Cameroon has a long history of commercial logging, and the forest sector plays an important role in the economy. However, illegal logging has long been recognised as a significant problem in Cameroon. Concerns have been raised over the misuse of certain logging permits in the country, and the lack of effective regulation and law enforcement. Informal small-scale logging has grown significantly since 2000, while land conversion for infrastructure and agricultural plantations is also an increasing threat to the country’s forests.
The government has taken a number of steps to curb illegality in the sector. Cameroon and the EU entered into negotiations for a voluntary partnership agreement (VPA) in November 2007. These were concluded in May 2009, and the VPA was signed in October 2010 and ratified in December 2011. Implementation of the VPA is underway, this including the development of a legality assurance system to control, verify and license legal timber and of procedures to make information on the forest sector publicly available (EFI).

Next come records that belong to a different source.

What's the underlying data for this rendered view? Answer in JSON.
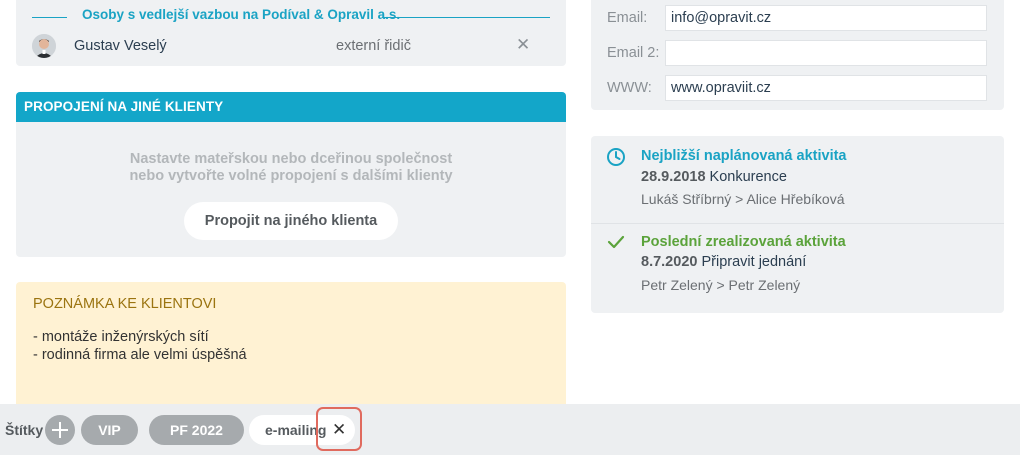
{
  "related": {
    "title": "Osoby s vedlejší vazbou na Podíval & Opravil a.s.",
    "person": {
      "name": "Gustav Veselý",
      "role": "externí řidič"
    },
    "remove_symbol": "✕"
  },
  "connections": {
    "header": "PROPOJENÍ NA JINÉ KLIENTY",
    "hint_line1": "Nastavte mateřskou nebo dceřinou společnost",
    "hint_line2": "nebo vytvořte volné propojení s dalšími klienty",
    "button": "Propojit na jiného klienta"
  },
  "note": {
    "title": "POZNÁMKA KE KLIENTOVI",
    "lines": [
      "- montáže inženýrských sítí",
      "- rodinná firma ale velmi úspěšná"
    ]
  },
  "contact": {
    "email_label": "Email:",
    "email_value": "info@opravit.cz",
    "email2_label": "Email 2:",
    "email2_value": "",
    "www_label": "WWW:",
    "www_value": "www.opraviit.cz"
  },
  "activities": {
    "next": {
      "title": "Nejbližší naplánovaná aktivita",
      "date": "28.9.2018",
      "name": "Konkurence",
      "people": "Lukáš Stříbrný > Alice Hřebíková"
    },
    "last": {
      "title": "Poslední zrealizovaná aktivita",
      "date": "8.7.2020",
      "name": "Připravit jednání",
      "people": "Petr Zelený > Petr Zelený"
    }
  },
  "tags": {
    "label": "Štítky",
    "items": [
      "VIP",
      "PF 2022",
      "e-mailing"
    ],
    "remove_symbol": "✕"
  },
  "colors": {
    "accent": "#13a6c9",
    "success": "#5ba33b",
    "note_bg": "#fff2d3",
    "highlight": "#e06a5e"
  },
  "icons": [
    "avatar",
    "close-icon",
    "clock-icon",
    "check-icon",
    "plus-icon"
  ]
}
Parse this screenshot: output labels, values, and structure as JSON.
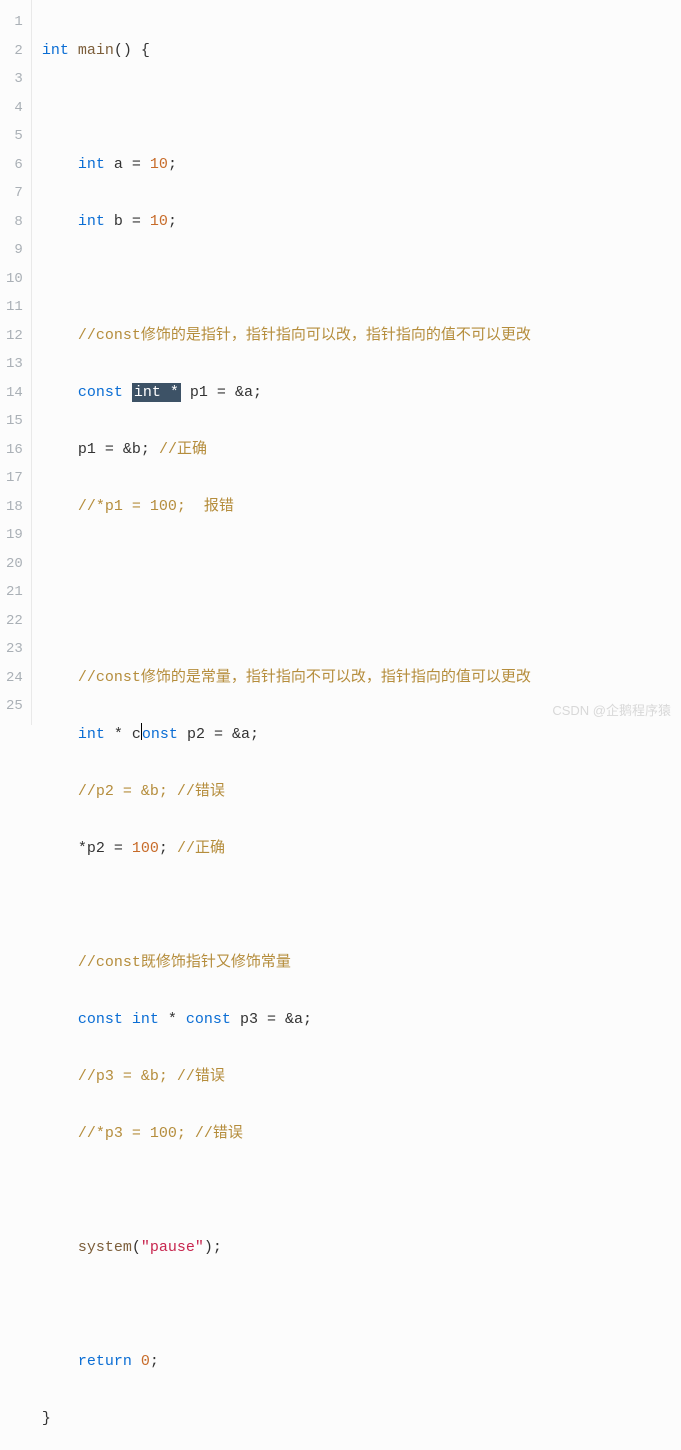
{
  "gutter": {
    "numbers": [
      "1",
      "2",
      "3",
      "4",
      "5",
      "6",
      "7",
      "8",
      "9",
      "10",
      "11",
      "12",
      "13",
      "14",
      "15",
      "16",
      "17",
      "18",
      "19",
      "20",
      "21",
      "22",
      "23",
      "24",
      "25"
    ]
  },
  "code": {
    "kw_int": "int",
    "fn_main": "main",
    "open_paren": "(",
    "close_paren": ")",
    "open_brace": "{",
    "close_brace": "}",
    "semi": ";",
    "eq": "=",
    "amp": "&",
    "star": "*",
    "a": "a",
    "b": "b",
    "p1": "p1",
    "p2": "p2",
    "p3": "p3",
    "kw_const": "const",
    "kw_return": "return",
    "fn_system": "system",
    "str_pause": "\"pause\"",
    "n10": "10",
    "n100": "100",
    "n0": "0",
    "int_star_hl": "int *",
    "cm6": "//const修饰的是指针，指针指向可以改，指针指向的值不可以更改",
    "cm8": "//正确",
    "cm9": "//*p1 = 100;  报错",
    "cm12": "//const修饰的是常量，指针指向不可以改，指针指向的值可以更改",
    "cm14": "//p2 = &b; //错误",
    "cm15": "//正确",
    "cm17": "//const既修饰指针又修饰常量",
    "cm19": "//p3 = &b; //错误",
    "cm20": "//*p3 = 100; //错误"
  },
  "watermark": "CSDN @企鹅程序猿"
}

The area of production forest independently verified as legally compliant or of legal origin doubled between 2006 and 2009. However, illegal logging remains widespread in the country. Improved efforts are needed in law enforcement, tackling corruption, and formalisation of the artisanal logging sector (Chatham House, 2015).